Love this. Leads somewhere so unexpected - not at all where i thought this approach would take me. Some of the subtle transformations are downright transcendent.
I was super short on time with this one. The first though I had about a song within a song was about fugues, wherein one melodic line is transposed, sped up or slowed down to created the other lines for other instruments. So i did that, and then used wavetable samplers to sample parts of the song and re-insert them (the intro for instance, and throughout the track).
Brook. Thank you for the reply. I really love the idea of letting different music bits fall together and hearing the unexpected melodies or rhythms appear.
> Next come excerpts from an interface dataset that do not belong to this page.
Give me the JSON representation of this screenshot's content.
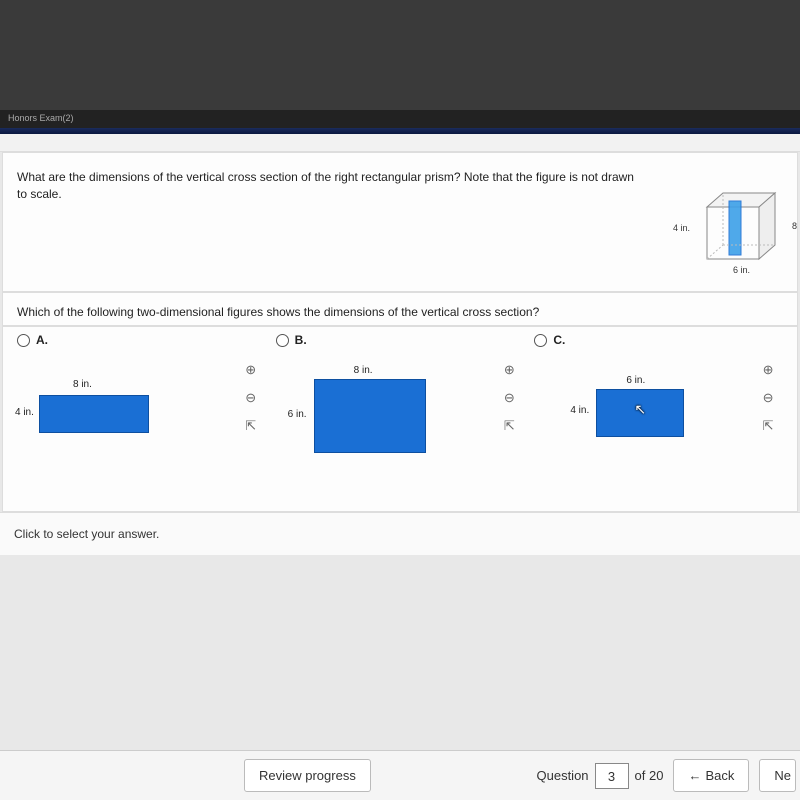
{
  "header_strip": "Honors Exam(2)",
  "question": "What are the dimensions of the vertical cross section of the right rectangular prism? Note that the figure is not drawn to scale.",
  "prism": {
    "height": "4 in.",
    "width": "6 in.",
    "depth": "8"
  },
  "sub_question": "Which of the following two-dimensional figures shows the dimensions of the vertical cross section?",
  "choices": {
    "a": {
      "label": "A.",
      "top_dim": "8 in.",
      "left_dim": "4 in."
    },
    "b": {
      "label": "B.",
      "top_dim": "8 in.",
      "left_dim": "6 in."
    },
    "c": {
      "label": "C.",
      "top_dim": "6 in.",
      "left_dim": "4 in."
    }
  },
  "tools": {
    "zoom_in": "⊕",
    "zoom_out": "⊖",
    "popout": "⇱"
  },
  "instruction": "Click to select your answer.",
  "footer": {
    "review": "Review progress",
    "question_label": "Question",
    "current": "3",
    "total": "of 20",
    "back": "Back",
    "next": "Ne"
  }
}
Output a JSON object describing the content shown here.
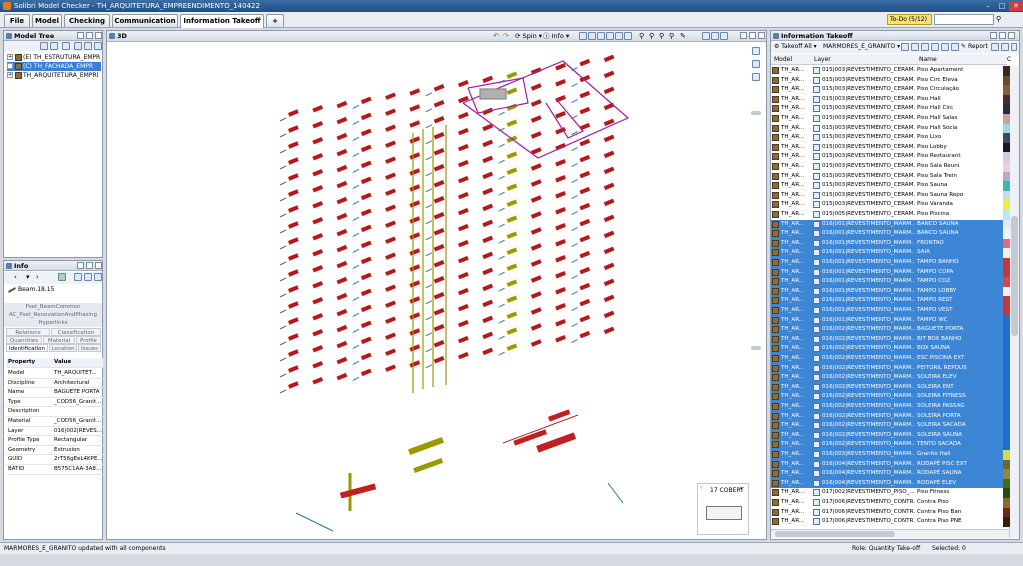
{
  "app": {
    "title": "Solibri Model Checker - TH_ARQUITETURA_EMPREENDIMENTO_140422"
  },
  "tabs": [
    {
      "label": "File"
    },
    {
      "label": "Model"
    },
    {
      "label": "Checking"
    },
    {
      "label": "Communication"
    },
    {
      "label": "Information Takeoff"
    },
    {
      "label": "+"
    }
  ],
  "todo": {
    "label": "To-Do (5/12)"
  },
  "model_tree": {
    "title": "Model Tree",
    "items": [
      {
        "label": "(E) TH_ESTRUTURA_EMPR"
      },
      {
        "label": "(C) TH_FACHADA_EMPR"
      },
      {
        "label": "TH_ARQUITETURA_EMPRI"
      }
    ]
  },
  "info": {
    "title": "Info",
    "selected": "Beam.18.15",
    "sections": [
      "Pset_BeamCommon",
      "AC_Pset_RenovationAndPhasing",
      "Hyperlinks"
    ],
    "tabs_row1": [
      "Relations",
      "Classification"
    ],
    "tabs_row2": [
      "Quantities",
      "Material",
      "Profile"
    ],
    "tabs_row3": [
      "Identification",
      "Location",
      "Issues"
    ],
    "col_property": "Property",
    "col_value": "Value",
    "properties": [
      {
        "p": "Model",
        "v": "TH_ARQUITET..."
      },
      {
        "p": "Discipline",
        "v": "Architectural"
      },
      {
        "p": "Name",
        "v": "BAGUETE PORTA"
      },
      {
        "p": "Type",
        "v": "_COD56_Granit..."
      },
      {
        "p": "Description",
        "v": ""
      },
      {
        "p": "Material",
        "v": "_COD56_Granit..."
      },
      {
        "p": "Layer",
        "v": "016|002|REVES..."
      },
      {
        "p": "Profile Type",
        "v": "Rectangular"
      },
      {
        "p": "Geometry",
        "v": "Extrusion"
      },
      {
        "p": "GUID",
        "v": "2rT56gEeL4KPE..."
      },
      {
        "p": "BATID",
        "v": "B575C1AA-3A8..."
      }
    ]
  },
  "view3d": {
    "title": "3D",
    "spin": "Spin",
    "info": "Info",
    "floor_label": "17 COBERT"
  },
  "takeoff": {
    "title": "Information Takeoff",
    "takeoff_all": "Takeoff All",
    "definition": "MARMORES_E_GRANITO",
    "report": "Report",
    "col_model": "Model",
    "col_layer": "Layer",
    "col_name": "Name",
    "col_c": "C",
    "rows": [
      {
        "m": "TH_AR...",
        "l": "015|003|REVESTIMENTO_CERAM...",
        "n": "Piso Apartament",
        "sel": false,
        "c": "#3a2a1a"
      },
      {
        "m": "TH_AR...",
        "l": "015|003|REVESTIMENTO_CERAM...",
        "n": "Piso Circ Eleva",
        "sel": false,
        "c": "#6b4a2a"
      },
      {
        "m": "TH_AR...",
        "l": "015|003|REVESTIMENTO_CERAM...",
        "n": "Piso Circulação",
        "sel": false,
        "c": "#8a5a3a"
      },
      {
        "m": "TH_AR...",
        "l": "015|003|REVESTIMENTO_CERAM...",
        "n": "Piso Hall",
        "sel": false,
        "c": "#4a2a2a"
      },
      {
        "m": "TH_AR...",
        "l": "015|003|REVESTIMENTO_CERAM...",
        "n": "Piso Hall Circ",
        "sel": false,
        "c": "#2a2a3a"
      },
      {
        "m": "TH_AR...",
        "l": "015|003|REVESTIMENTO_CERAM...",
        "n": "Piso Hall Salas",
        "sel": false,
        "c": "#c8a0a0"
      },
      {
        "m": "TH_AR...",
        "l": "015|003|REVESTIMENTO_CERAM...",
        "n": "Piso Hall Socia",
        "sel": false,
        "c": "#9ad8e8"
      },
      {
        "m": "TH_AR...",
        "l": "015|003|REVESTIMENTO_CERAM...",
        "n": "Piso Lixo",
        "sel": false,
        "c": "#3a4a6a"
      },
      {
        "m": "TH_AR...",
        "l": "015|003|REVESTIMENTO_CERAM...",
        "n": "Piso Lobby",
        "sel": false,
        "c": "#1a1a1a"
      },
      {
        "m": "TH_AR...",
        "l": "015|003|REVESTIMENTO_CERAM...",
        "n": "Piso Restaurant",
        "sel": false,
        "c": "#d8c8e8"
      },
      {
        "m": "TH_AR...",
        "l": "015|003|REVESTIMENTO_CERAM...",
        "n": "Piso Sala Reuni",
        "sel": false,
        "c": "#e8d0d8"
      },
      {
        "m": "TH_AR...",
        "l": "015|003|REVESTIMENTO_CERAM...",
        "n": "Piso Sala Trein",
        "sel": false,
        "c": "#b8a8d8"
      },
      {
        "m": "TH_AR...",
        "l": "015|003|REVESTIMENTO_CERAM...",
        "n": "Piso Sauna",
        "sel": false,
        "c": "#3ab8a8"
      },
      {
        "m": "TH_AR...",
        "l": "015|003|REVESTIMENTO_CERAM...",
        "n": "Piso Sauna Repo",
        "sel": false,
        "c": "#c8d8f0"
      },
      {
        "m": "TH_AR...",
        "l": "015|003|REVESTIMENTO_CERAM...",
        "n": "Piso Varanda",
        "sel": false,
        "c": "#e8f048"
      },
      {
        "m": "TH_AR...",
        "l": "015|005|REVESTIMENTO_CERAM...",
        "n": "Piso Piscina",
        "sel": false,
        "c": "#b8e8f0"
      },
      {
        "m": "TH_AR...",
        "l": "016|001|REVESTIMENTO_MARM...",
        "n": "BANCO SAUNA",
        "sel": true,
        "c": "#e8e8e8"
      },
      {
        "m": "TH_AR...",
        "l": "016|001|REVESTIMENTO_MARM...",
        "n": "BANCO SAUNA",
        "sel": true,
        "c": "#f0f0f0"
      },
      {
        "m": "TH_AR...",
        "l": "016|001|REVESTIMENTO_MARM...",
        "n": "FRONTAO",
        "sel": true,
        "c": "#e86878"
      },
      {
        "m": "TH_AR...",
        "l": "016|001|REVESTIMENTO_MARM...",
        "n": "SAIA",
        "sel": true,
        "c": "#f0f0f0"
      },
      {
        "m": "TH_AR...",
        "l": "016|001|REVESTIMENTO_MARM...",
        "n": "TAMPO BANHO",
        "sel": true,
        "c": "#c83838"
      },
      {
        "m": "TH_AR...",
        "l": "016|001|REVESTIMENTO_MARM...",
        "n": "TAMPO COPA",
        "sel": true,
        "c": "#c83838"
      },
      {
        "m": "TH_AR...",
        "l": "016|001|REVESTIMENTO_MARM...",
        "n": "TAMPO COZ",
        "sel": true,
        "c": "#d84848"
      },
      {
        "m": "TH_AR...",
        "l": "016|001|REVESTIMENTO_MARM...",
        "n": "TAMPO LOBBY",
        "sel": true,
        "c": "#f0f0f0"
      },
      {
        "m": "TH_AR...",
        "l": "016|001|REVESTIMENTO_MARM...",
        "n": "TAMPO REST",
        "sel": true,
        "c": "#c83838"
      },
      {
        "m": "TH_AR...",
        "l": "016|001|REVESTIMENTO_MARM...",
        "n": "TAMPO VEST",
        "sel": true,
        "c": "#c83838"
      },
      {
        "m": "TH_AR...",
        "l": "016|001|REVESTIMENTO_MARM...",
        "n": "TAMPO WC",
        "sel": true,
        "c": "#1f6fd0"
      },
      {
        "m": "TH_AR...",
        "l": "016|002|REVESTIMENTO_MARM...",
        "n": "BAGUETE PORTA",
        "sel": true,
        "c": "#1f6fd0"
      },
      {
        "m": "TH_AR...",
        "l": "016|002|REVESTIMENTO_MARM...",
        "n": "BIT BOX BANHO",
        "sel": true,
        "c": "#1f6fd0"
      },
      {
        "m": "TH_AR...",
        "l": "016|002|REVESTIMENTO_MARM...",
        "n": "BOX SAUNA",
        "sel": true,
        "c": "#1f6fd0"
      },
      {
        "m": "TH_AR...",
        "l": "016|002|REVESTIMENTO_MARM...",
        "n": "ESC PISCINA EXT",
        "sel": true,
        "c": "#1f6fd0"
      },
      {
        "m": "TH_AR...",
        "l": "016|002|REVESTIMENTO_MARM...",
        "n": "PEITORIL REPOUS",
        "sel": true,
        "c": "#1f6fd0"
      },
      {
        "m": "TH_AR...",
        "l": "016|002|REVESTIMENTO_MARM...",
        "n": "SOLEIRA ELEV",
        "sel": true,
        "c": "#1f6fd0"
      },
      {
        "m": "TH_AR...",
        "l": "016|002|REVESTIMENTO_MARM...",
        "n": "SOLEIRA ENT",
        "sel": true,
        "c": "#1f6fd0"
      },
      {
        "m": "TH_AR...",
        "l": "016|002|REVESTIMENTO_MARM...",
        "n": "SOLEIRA FITNESS",
        "sel": true,
        "c": "#1f6fd0"
      },
      {
        "m": "TH_AR...",
        "l": "016|002|REVESTIMENTO_MARM...",
        "n": "SOLEIRA PASSAG",
        "sel": true,
        "c": "#1f6fd0"
      },
      {
        "m": "TH_AR...",
        "l": "016|002|REVESTIMENTO_MARM...",
        "n": "SOLEIRA PORTA",
        "sel": true,
        "c": "#1f6fd0"
      },
      {
        "m": "TH_AR...",
        "l": "016|002|REVESTIMENTO_MARM...",
        "n": "SOLEIRA SACADA",
        "sel": true,
        "c": "#1f6fd0"
      },
      {
        "m": "TH_AR...",
        "l": "016|002|REVESTIMENTO_MARM...",
        "n": "SOLEIRA SAUNA",
        "sel": true,
        "c": "#1f6fd0"
      },
      {
        "m": "TH_AR...",
        "l": "016|002|REVESTIMENTO_MARM...",
        "n": "TENTO SACADA",
        "sel": true,
        "c": "#1f6fd0"
      },
      {
        "m": "TH_AR...",
        "l": "016|003|REVESTIMENTO_MARM...",
        "n": "Granito Hall",
        "sel": true,
        "c": "#d8d858"
      },
      {
        "m": "TH_AR...",
        "l": "016|004|REVESTIMENTO_MARM...",
        "n": "RODAPÉ PISC EXT",
        "sel": true,
        "c": "#6a6a2a"
      },
      {
        "m": "TH_AR...",
        "l": "016|004|REVESTIMENTO_MARM...",
        "n": "RODAPÉ SAUNA",
        "sel": true,
        "c": "#8a8a3a"
      },
      {
        "m": "TH_AR...",
        "l": "016|004|REVESTIMENTO_MARM...",
        "n": "RODAPÉ ELEV",
        "sel": true,
        "c": "#4a6a1a"
      },
      {
        "m": "TH_AR...",
        "l": "017|002|REVESTIMENTO_PISO_...",
        "n": "Piso Fitness",
        "sel": false,
        "c": "#2a4a1a"
      },
      {
        "m": "TH_AR...",
        "l": "017|006|REVESTIMENTO_CONTR...",
        "n": "Contra Piso",
        "sel": false,
        "c": "#8a6a2a"
      },
      {
        "m": "TH_AR...",
        "l": "017|006|REVESTIMENTO_CONTR...",
        "n": "Contra Piso Ban",
        "sel": false,
        "c": "#6a2a1a"
      },
      {
        "m": "TH_AR...",
        "l": "017|006|REVESTIMENTO_CONTR...",
        "n": "Contra Piso PNE",
        "sel": false,
        "c": "#3a1a0a"
      }
    ]
  },
  "status": {
    "message": "MARMORES_E_GRANITO updated with all components",
    "role": "Role: Quantity Take-off",
    "selected": "Selected: 0"
  }
}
Glad you noticed the subtle transformations. =)
Thanks! I had other plans for the orchestral vs. synthesizer sections, but playing them back and forth like this turned out to sound much more interesting. I’m imagining a live performance with a classical sextet at stage left, versus one guy with a synth stack on the right.
Dealing w some family health issues the past few months but this one is too good to pass up…
the length of the first note is doubled by the second note. Then the following sequence of 2 notes has twice the time, the next sequence of 4 notes has 4 times the time and so on. The second pitch is a step above the first. The next two pitches are a step above the first two pitches, the next 4 pitches are a step above the previous 4 and so on…
When I heard the concept I thought of fractals. I’ve been studying Tabla (a set of Indian drums) for the last year or so and I’ve learned that it’s not uncommon in Tabla music to take a set of Bols (strikes on the drum) and double the speed of them. In a sense, a copy of a copy.
I took one of the tabla beats I’ve been learning and programmed it into my Drumbrute Impact Drum Machine, then doubled and redoubled the speed. I made some drone sounds with my modular setup. Hearing that the modular doesn’t speed up while the drums do, gives you an Idea of the fractal-like nature of this practice.
I’m not fast enough to play this Kaida at the speed that it goes in this piece, but it is by no means unrealistic for tabla masters to play this fast. My instructor could play faster than this in his sleep.
Nesting loops from a piano improv, with incidental bird chirps.
I only used Sonar’s Groove Clip Looping for processing, which creates it’s own kind of granular delay side effect as it stretches files. I stretched a short clip from the original recording to 2, 3, 4, and 8 times its length, and also shortened it to 1/2, 1/4, and nearly 1/8. All the resulting tracks were then put back together in the mix, with changes to panning and levels.The piece ends after the longest stretched iteration of the phrase has finished playing.
Thankyou! It was a simple solution and executed quickly. So there’s definitely room for improvement. I do think there is a possible composition technique in this that I’m tempted to investigate further. Starting with melodies from different scales, I suppose the accidental formation of chords could take on different moods and atmospheres. To not make things cluttered I chose a fast percussive sound, but with a little longer release maybe more interesting textures could be achieved. Cheers!
Great track. Amazing how that piano ended up sounding like a Cymbalo.
Cheers to a fellow Sonar user.
this is really good! thank you for sharing
Thanks! Yeah, the quick little attacks that came out when I shortened the loop really do sound like one. Fun to use a feature that can be a little hinky at time in Sonar for the creative greater good. Cheers back!
This came out as a beautiful counterpoint piece! Your editing really did justice - it feels very cohesive. Really lovely!
Great interpretation of putting a sound inside a sound. I hadn’t heard of singing sands before, your recording made me curious. Went down a nice little rabbit hole of discovery because of it - thank you!
Really enjoyed this. Thanks for sharing.
Overall I have really been inspired by the different interpretations people have had.
This is a wonderful piece!
Thanks! Yes, same here. Enjoyed hearing and reading about your interpretation, too.